Problem to solve: Although pictures appear in the records, the copy must leave them out and match everything else exactly.
=== Section Start ===
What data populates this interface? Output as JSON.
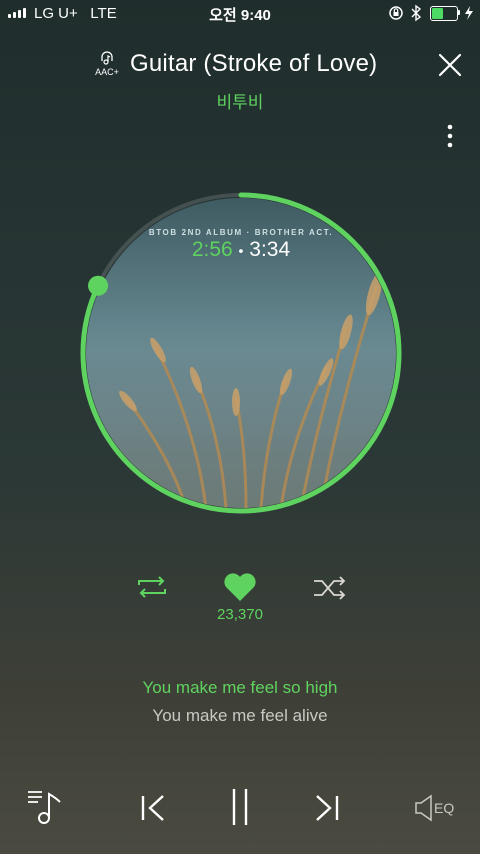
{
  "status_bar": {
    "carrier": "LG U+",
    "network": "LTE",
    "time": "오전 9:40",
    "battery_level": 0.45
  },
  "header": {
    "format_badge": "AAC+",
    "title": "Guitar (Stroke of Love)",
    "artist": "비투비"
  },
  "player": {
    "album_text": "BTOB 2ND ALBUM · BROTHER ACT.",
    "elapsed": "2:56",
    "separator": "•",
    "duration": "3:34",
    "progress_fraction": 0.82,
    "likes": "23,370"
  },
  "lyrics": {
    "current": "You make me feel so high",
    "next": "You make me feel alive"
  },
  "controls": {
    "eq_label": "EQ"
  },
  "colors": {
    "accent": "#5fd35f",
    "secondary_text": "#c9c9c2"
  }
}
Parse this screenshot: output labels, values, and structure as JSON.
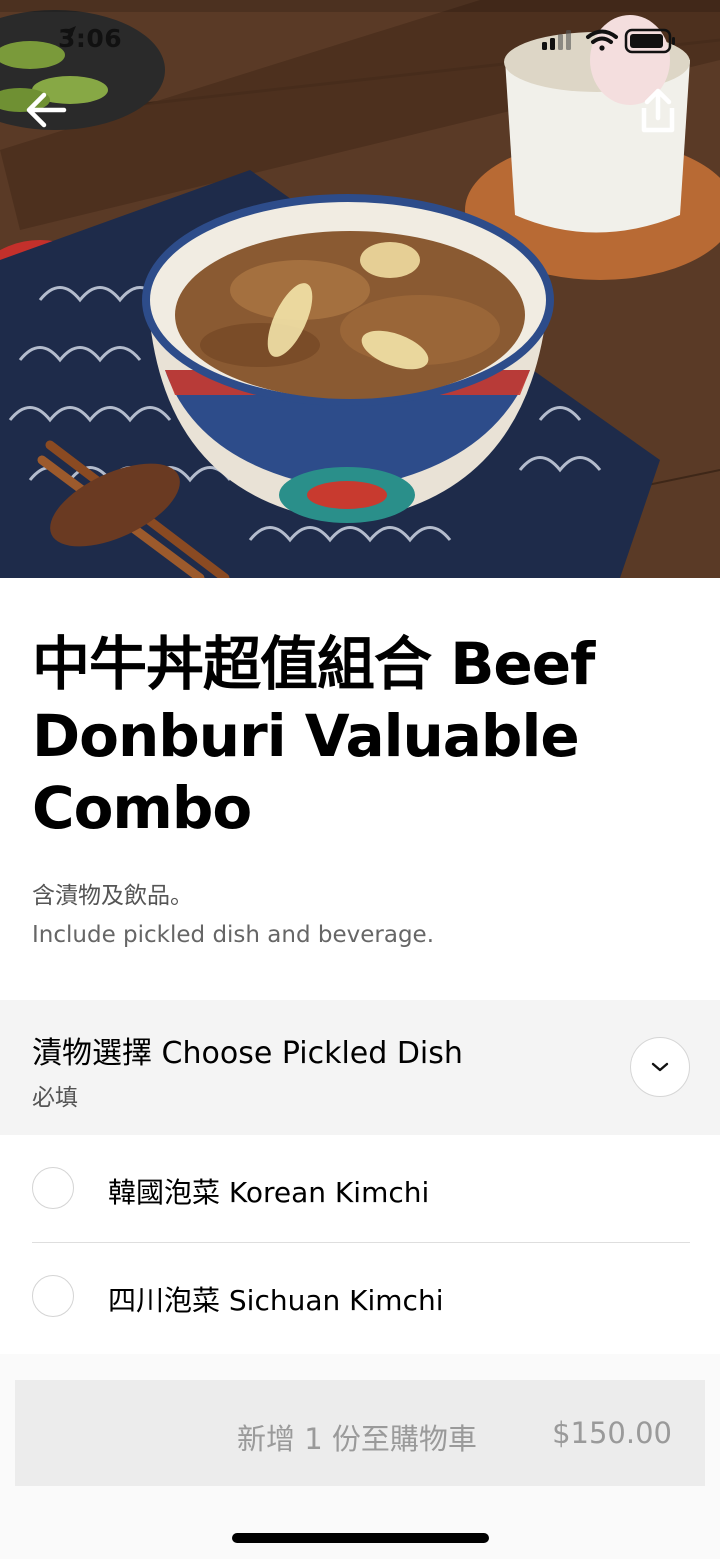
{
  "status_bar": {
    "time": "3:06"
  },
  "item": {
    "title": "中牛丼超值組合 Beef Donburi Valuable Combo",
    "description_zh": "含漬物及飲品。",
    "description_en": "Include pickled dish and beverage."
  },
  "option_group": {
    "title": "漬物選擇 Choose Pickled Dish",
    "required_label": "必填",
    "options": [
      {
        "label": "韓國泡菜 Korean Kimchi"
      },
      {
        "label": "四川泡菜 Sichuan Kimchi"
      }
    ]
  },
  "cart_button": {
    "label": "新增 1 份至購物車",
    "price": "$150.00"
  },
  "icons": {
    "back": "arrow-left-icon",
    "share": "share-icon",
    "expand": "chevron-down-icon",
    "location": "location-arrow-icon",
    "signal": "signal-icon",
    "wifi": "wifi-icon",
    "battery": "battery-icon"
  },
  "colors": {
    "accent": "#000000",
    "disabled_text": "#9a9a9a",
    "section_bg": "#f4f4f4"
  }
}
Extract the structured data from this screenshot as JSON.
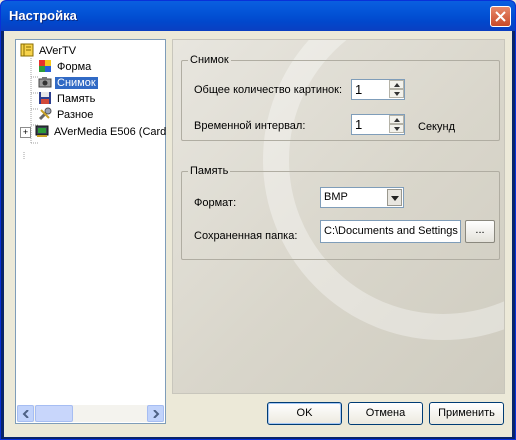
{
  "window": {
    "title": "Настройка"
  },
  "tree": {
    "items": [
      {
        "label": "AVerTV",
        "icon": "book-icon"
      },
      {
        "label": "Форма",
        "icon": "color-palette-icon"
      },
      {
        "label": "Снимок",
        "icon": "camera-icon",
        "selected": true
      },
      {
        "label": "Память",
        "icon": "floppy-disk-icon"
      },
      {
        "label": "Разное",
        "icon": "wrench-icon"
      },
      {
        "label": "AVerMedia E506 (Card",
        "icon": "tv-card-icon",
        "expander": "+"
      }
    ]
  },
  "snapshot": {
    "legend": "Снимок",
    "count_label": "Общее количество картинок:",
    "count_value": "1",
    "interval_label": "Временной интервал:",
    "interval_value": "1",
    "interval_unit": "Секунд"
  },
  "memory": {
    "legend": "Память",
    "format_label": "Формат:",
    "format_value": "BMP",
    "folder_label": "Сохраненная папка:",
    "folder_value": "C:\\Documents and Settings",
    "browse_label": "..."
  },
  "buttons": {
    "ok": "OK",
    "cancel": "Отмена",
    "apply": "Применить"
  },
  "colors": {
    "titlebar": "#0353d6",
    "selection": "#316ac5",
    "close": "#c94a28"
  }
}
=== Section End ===
Reply to the task:
What data populates this interface? Output as JSON.
{
  "status_bar": {
    "carrier": "LG U+",
    "network": "LTE",
    "time": "오전 9:40",
    "battery_level": 0.45
  },
  "header": {
    "format_badge": "AAC+",
    "title": "Guitar (Stroke of Love)",
    "artist": "비투비"
  },
  "player": {
    "album_text": "BTOB 2ND ALBUM · BROTHER ACT.",
    "elapsed": "2:56",
    "separator": "•",
    "duration": "3:34",
    "progress_fraction": 0.82,
    "likes": "23,370"
  },
  "lyrics": {
    "current": "You make me feel so high",
    "next": "You make me feel alive"
  },
  "controls": {
    "eq_label": "EQ"
  },
  "colors": {
    "accent": "#5fd35f",
    "secondary_text": "#c9c9c2"
  }
}
Parse this screenshot: output labels, values, and structure as JSON.
{
  "status_bar": {
    "time": "3:06"
  },
  "item": {
    "title": "中牛丼超值組合 Beef Donburi Valuable Combo",
    "description_zh": "含漬物及飲品。",
    "description_en": "Include pickled dish and beverage."
  },
  "option_group": {
    "title": "漬物選擇 Choose Pickled Dish",
    "required_label": "必填",
    "options": [
      {
        "label": "韓國泡菜 Korean Kimchi"
      },
      {
        "label": "四川泡菜 Sichuan Kimchi"
      }
    ]
  },
  "cart_button": {
    "label": "新增 1 份至購物車",
    "price": "$150.00"
  },
  "icons": {
    "back": "arrow-left-icon",
    "share": "share-icon",
    "expand": "chevron-down-icon",
    "location": "location-arrow-icon",
    "signal": "signal-icon",
    "wifi": "wifi-icon",
    "battery": "battery-icon"
  },
  "colors": {
    "accent": "#000000",
    "disabled_text": "#9a9a9a",
    "section_bg": "#f4f4f4"
  }
}
Extract the structured data from this screenshot as JSON.
{
  "window": {
    "title": "Настройка"
  },
  "tree": {
    "items": [
      {
        "label": "AVerTV",
        "icon": "book-icon"
      },
      {
        "label": "Форма",
        "icon": "color-palette-icon"
      },
      {
        "label": "Снимок",
        "icon": "camera-icon",
        "selected": true
      },
      {
        "label": "Память",
        "icon": "floppy-disk-icon"
      },
      {
        "label": "Разное",
        "icon": "wrench-icon"
      },
      {
        "label": "AVerMedia E506 (Card",
        "icon": "tv-card-icon",
        "expander": "+"
      }
    ]
  },
  "snapshot": {
    "legend": "Снимок",
    "count_label": "Общее количество картинок:",
    "count_value": "1",
    "interval_label": "Временной интервал:",
    "interval_value": "1",
    "interval_unit": "Секунд"
  },
  "memory": {
    "legend": "Память",
    "format_label": "Формат:",
    "format_value": "BMP",
    "folder_label": "Сохраненная папка:",
    "folder_value": "C:\\Documents and Settings",
    "browse_label": "..."
  },
  "buttons": {
    "ok": "OK",
    "cancel": "Отмена",
    "apply": "Применить"
  },
  "colors": {
    "titlebar": "#0353d6",
    "selection": "#316ac5",
    "close": "#c94a28"
  }
}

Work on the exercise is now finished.